### THE DATA
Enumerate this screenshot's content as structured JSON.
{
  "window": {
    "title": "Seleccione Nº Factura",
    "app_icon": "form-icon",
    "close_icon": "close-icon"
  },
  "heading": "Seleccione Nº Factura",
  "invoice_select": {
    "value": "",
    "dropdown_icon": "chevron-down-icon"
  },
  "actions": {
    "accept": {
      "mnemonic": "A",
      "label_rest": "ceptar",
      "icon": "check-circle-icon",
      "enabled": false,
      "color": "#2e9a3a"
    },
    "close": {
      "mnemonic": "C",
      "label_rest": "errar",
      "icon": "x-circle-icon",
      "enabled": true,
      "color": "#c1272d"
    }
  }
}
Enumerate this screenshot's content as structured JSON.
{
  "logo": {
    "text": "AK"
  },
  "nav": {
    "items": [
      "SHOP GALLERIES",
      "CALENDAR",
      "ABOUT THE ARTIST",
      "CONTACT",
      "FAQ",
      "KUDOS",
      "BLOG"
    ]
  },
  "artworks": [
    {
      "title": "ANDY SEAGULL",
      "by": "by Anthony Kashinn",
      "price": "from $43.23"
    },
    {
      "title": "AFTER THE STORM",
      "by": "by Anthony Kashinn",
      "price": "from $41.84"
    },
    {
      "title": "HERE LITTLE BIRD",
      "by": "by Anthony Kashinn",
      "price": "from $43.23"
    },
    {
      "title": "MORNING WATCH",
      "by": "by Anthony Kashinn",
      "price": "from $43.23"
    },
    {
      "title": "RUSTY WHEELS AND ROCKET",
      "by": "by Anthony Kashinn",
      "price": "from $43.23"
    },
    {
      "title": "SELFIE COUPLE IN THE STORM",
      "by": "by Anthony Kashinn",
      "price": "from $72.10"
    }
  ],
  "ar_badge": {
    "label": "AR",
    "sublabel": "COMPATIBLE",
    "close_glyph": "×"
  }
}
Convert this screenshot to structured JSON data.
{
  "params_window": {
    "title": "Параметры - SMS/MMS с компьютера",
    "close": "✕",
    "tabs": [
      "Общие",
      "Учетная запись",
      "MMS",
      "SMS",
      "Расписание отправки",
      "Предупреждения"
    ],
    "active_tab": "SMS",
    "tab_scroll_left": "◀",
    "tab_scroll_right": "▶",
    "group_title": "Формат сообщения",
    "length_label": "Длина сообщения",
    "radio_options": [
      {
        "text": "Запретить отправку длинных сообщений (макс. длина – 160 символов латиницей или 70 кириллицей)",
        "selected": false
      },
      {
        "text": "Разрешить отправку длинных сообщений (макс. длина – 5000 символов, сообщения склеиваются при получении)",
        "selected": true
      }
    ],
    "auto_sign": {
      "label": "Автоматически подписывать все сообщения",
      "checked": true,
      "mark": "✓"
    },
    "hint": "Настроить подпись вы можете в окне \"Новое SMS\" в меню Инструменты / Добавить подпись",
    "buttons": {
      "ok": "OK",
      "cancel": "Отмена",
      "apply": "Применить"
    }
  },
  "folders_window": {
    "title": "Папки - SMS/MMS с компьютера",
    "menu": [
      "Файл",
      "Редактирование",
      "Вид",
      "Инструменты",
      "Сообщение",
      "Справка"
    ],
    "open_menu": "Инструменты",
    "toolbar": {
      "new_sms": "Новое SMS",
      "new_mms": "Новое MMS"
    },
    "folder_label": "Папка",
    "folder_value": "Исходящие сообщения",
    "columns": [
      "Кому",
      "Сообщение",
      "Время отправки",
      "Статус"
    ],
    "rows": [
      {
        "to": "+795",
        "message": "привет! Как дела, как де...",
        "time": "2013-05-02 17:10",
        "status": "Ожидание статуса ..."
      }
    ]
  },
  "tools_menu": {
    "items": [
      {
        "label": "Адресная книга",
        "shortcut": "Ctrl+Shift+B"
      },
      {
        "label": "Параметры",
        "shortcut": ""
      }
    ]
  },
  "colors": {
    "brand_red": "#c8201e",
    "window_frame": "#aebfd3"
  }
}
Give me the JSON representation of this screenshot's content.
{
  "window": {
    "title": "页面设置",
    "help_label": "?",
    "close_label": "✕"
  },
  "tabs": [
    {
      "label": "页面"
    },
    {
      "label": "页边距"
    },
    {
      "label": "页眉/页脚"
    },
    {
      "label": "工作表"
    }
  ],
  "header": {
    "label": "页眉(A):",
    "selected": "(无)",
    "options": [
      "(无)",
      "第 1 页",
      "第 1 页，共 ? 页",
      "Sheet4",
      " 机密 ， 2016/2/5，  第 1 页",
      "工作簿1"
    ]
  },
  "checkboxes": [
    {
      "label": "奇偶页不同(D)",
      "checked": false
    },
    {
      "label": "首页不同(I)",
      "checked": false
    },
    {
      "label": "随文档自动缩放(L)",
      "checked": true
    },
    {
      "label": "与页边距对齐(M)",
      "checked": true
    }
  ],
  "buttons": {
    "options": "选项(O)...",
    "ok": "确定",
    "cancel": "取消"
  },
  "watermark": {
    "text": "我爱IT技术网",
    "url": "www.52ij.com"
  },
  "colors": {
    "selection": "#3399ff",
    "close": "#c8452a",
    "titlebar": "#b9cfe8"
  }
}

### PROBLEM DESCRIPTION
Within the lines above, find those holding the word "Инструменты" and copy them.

### ANSWER BOX
    "hint": "Настроить подпись вы можете в окне \"Новое SMS\" в меню Инструменты / Добавить подпись",
      "Инструменты",
    "open_menu": "Инструменты",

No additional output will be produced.